Required work — Pictures are to be omitted, and every entry below is to be restated exactly.
::::::::
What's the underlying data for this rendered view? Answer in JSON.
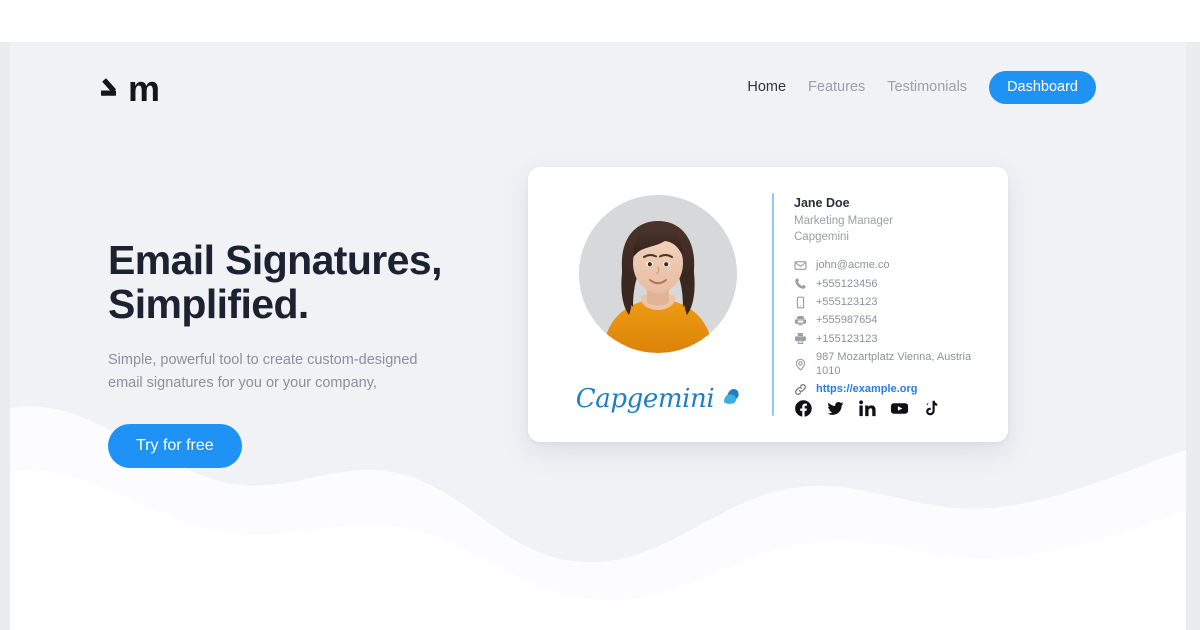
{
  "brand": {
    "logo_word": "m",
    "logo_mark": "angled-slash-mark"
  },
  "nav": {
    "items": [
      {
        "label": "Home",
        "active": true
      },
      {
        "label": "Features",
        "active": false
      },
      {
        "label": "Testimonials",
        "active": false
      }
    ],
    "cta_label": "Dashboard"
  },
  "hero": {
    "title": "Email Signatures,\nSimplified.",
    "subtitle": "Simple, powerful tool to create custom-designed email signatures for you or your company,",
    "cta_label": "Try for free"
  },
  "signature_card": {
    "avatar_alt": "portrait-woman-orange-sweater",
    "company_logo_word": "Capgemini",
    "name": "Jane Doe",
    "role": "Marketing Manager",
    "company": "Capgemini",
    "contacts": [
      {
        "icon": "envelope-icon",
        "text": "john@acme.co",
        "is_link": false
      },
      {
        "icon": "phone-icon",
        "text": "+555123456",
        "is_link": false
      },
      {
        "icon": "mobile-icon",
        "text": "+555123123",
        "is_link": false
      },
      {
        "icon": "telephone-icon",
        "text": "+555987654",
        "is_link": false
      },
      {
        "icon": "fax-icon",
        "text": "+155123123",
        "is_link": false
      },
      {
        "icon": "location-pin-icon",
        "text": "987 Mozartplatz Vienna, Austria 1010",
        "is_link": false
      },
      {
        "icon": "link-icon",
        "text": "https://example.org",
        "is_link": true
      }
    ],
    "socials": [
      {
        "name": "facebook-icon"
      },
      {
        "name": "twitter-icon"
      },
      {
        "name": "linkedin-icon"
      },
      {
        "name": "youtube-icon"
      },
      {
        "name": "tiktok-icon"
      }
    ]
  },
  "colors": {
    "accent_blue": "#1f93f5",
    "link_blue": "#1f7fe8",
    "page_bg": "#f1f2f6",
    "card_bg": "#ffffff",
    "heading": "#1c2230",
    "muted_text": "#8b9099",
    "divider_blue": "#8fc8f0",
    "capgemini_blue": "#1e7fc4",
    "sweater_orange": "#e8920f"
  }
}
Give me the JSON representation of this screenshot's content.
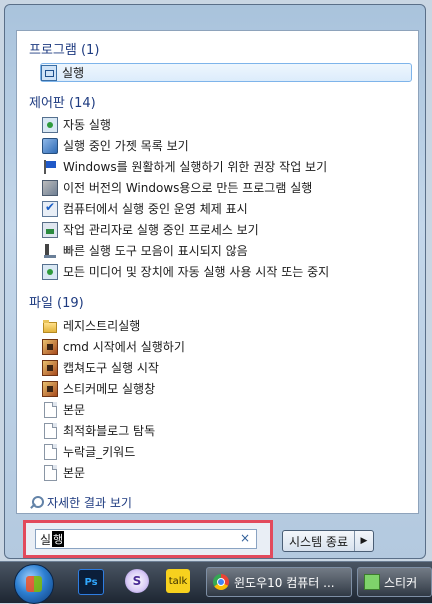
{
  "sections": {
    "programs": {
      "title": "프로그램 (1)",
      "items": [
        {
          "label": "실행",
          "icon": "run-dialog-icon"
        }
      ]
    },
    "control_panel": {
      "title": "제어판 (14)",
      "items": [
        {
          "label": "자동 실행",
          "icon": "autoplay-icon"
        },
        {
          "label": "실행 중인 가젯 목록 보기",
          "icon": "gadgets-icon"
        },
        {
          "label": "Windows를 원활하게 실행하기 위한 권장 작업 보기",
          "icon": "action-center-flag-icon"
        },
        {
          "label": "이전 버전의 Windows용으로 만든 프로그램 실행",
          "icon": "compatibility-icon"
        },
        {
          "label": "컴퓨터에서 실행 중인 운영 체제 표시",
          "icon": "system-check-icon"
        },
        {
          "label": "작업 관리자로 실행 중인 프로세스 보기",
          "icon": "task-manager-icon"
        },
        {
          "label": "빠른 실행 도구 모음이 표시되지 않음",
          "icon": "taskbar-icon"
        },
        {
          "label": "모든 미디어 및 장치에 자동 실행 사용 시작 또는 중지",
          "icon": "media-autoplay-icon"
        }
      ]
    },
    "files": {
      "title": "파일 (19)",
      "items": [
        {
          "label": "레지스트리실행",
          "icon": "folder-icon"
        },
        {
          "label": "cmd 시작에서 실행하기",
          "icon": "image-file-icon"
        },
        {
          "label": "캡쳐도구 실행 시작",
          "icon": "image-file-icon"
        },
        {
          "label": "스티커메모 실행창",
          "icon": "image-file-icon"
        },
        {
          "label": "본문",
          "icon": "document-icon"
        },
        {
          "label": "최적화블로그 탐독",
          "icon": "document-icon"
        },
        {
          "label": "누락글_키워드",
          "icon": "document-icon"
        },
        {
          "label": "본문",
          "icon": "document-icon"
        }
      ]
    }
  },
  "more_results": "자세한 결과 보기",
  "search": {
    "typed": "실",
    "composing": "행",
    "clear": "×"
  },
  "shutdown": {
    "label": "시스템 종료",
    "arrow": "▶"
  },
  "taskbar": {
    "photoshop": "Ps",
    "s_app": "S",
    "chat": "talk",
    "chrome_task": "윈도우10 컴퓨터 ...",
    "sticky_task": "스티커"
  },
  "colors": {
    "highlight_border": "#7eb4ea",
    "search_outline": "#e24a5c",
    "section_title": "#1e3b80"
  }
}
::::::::
Answer for the task —
What's the underlying data for this rendered view? Answer in JSON.
{
  "brand": {
    "logo_word": "m",
    "logo_mark": "angled-slash-mark"
  },
  "nav": {
    "items": [
      {
        "label": "Home",
        "active": true
      },
      {
        "label": "Features",
        "active": false
      },
      {
        "label": "Testimonials",
        "active": false
      }
    ],
    "cta_label": "Dashboard"
  },
  "hero": {
    "title": "Email Signatures,\nSimplified.",
    "subtitle": "Simple, powerful tool to create custom-designed email signatures for you or your company,",
    "cta_label": "Try for free"
  },
  "signature_card": {
    "avatar_alt": "portrait-woman-orange-sweater",
    "company_logo_word": "Capgemini",
    "name": "Jane Doe",
    "role": "Marketing Manager",
    "company": "Capgemini",
    "contacts": [
      {
        "icon": "envelope-icon",
        "text": "john@acme.co",
        "is_link": false
      },
      {
        "icon": "phone-icon",
        "text": "+555123456",
        "is_link": false
      },
      {
        "icon": "mobile-icon",
        "text": "+555123123",
        "is_link": false
      },
      {
        "icon": "telephone-icon",
        "text": "+555987654",
        "is_link": false
      },
      {
        "icon": "fax-icon",
        "text": "+155123123",
        "is_link": false
      },
      {
        "icon": "location-pin-icon",
        "text": "987 Mozartplatz Vienna, Austria 1010",
        "is_link": false
      },
      {
        "icon": "link-icon",
        "text": "https://example.org",
        "is_link": true
      }
    ],
    "socials": [
      {
        "name": "facebook-icon"
      },
      {
        "name": "twitter-icon"
      },
      {
        "name": "linkedin-icon"
      },
      {
        "name": "youtube-icon"
      },
      {
        "name": "tiktok-icon"
      }
    ]
  },
  "colors": {
    "accent_blue": "#1f93f5",
    "link_blue": "#1f7fe8",
    "page_bg": "#f1f2f6",
    "card_bg": "#ffffff",
    "heading": "#1c2230",
    "muted_text": "#8b9099",
    "divider_blue": "#8fc8f0",
    "capgemini_blue": "#1e7fc4",
    "sweater_orange": "#e8920f"
  }
}
Give me the JSON representation of this screenshot's content.
{
  "sections": {
    "programs": {
      "title": "프로그램 (1)",
      "items": [
        {
          "label": "실행",
          "icon": "run-dialog-icon"
        }
      ]
    },
    "control_panel": {
      "title": "제어판 (14)",
      "items": [
        {
          "label": "자동 실행",
          "icon": "autoplay-icon"
        },
        {
          "label": "실행 중인 가젯 목록 보기",
          "icon": "gadgets-icon"
        },
        {
          "label": "Windows를 원활하게 실행하기 위한 권장 작업 보기",
          "icon": "action-center-flag-icon"
        },
        {
          "label": "이전 버전의 Windows용으로 만든 프로그램 실행",
          "icon": "compatibility-icon"
        },
        {
          "label": "컴퓨터에서 실행 중인 운영 체제 표시",
          "icon": "system-check-icon"
        },
        {
          "label": "작업 관리자로 실행 중인 프로세스 보기",
          "icon": "task-manager-icon"
        },
        {
          "label": "빠른 실행 도구 모음이 표시되지 않음",
          "icon": "taskbar-icon"
        },
        {
          "label": "모든 미디어 및 장치에 자동 실행 사용 시작 또는 중지",
          "icon": "media-autoplay-icon"
        }
      ]
    },
    "files": {
      "title": "파일 (19)",
      "items": [
        {
          "label": "레지스트리실행",
          "icon": "folder-icon"
        },
        {
          "label": "cmd 시작에서 실행하기",
          "icon": "image-file-icon"
        },
        {
          "label": "캡쳐도구 실행 시작",
          "icon": "image-file-icon"
        },
        {
          "label": "스티커메모 실행창",
          "icon": "image-file-icon"
        },
        {
          "label": "본문",
          "icon": "document-icon"
        },
        {
          "label": "최적화블로그 탐독",
          "icon": "document-icon"
        },
        {
          "label": "누락글_키워드",
          "icon": "document-icon"
        },
        {
          "label": "본문",
          "icon": "document-icon"
        }
      ]
    }
  },
  "more_results": "자세한 결과 보기",
  "search": {
    "typed": "실",
    "composing": "행",
    "clear": "×"
  },
  "shutdown": {
    "label": "시스템 종료",
    "arrow": "▶"
  },
  "taskbar": {
    "photoshop": "Ps",
    "s_app": "S",
    "chat": "talk",
    "chrome_task": "윈도우10 컴퓨터 ...",
    "sticky_task": "스티커"
  },
  "colors": {
    "highlight_border": "#7eb4ea",
    "search_outline": "#e24a5c",
    "section_title": "#1e3b80"
  }
}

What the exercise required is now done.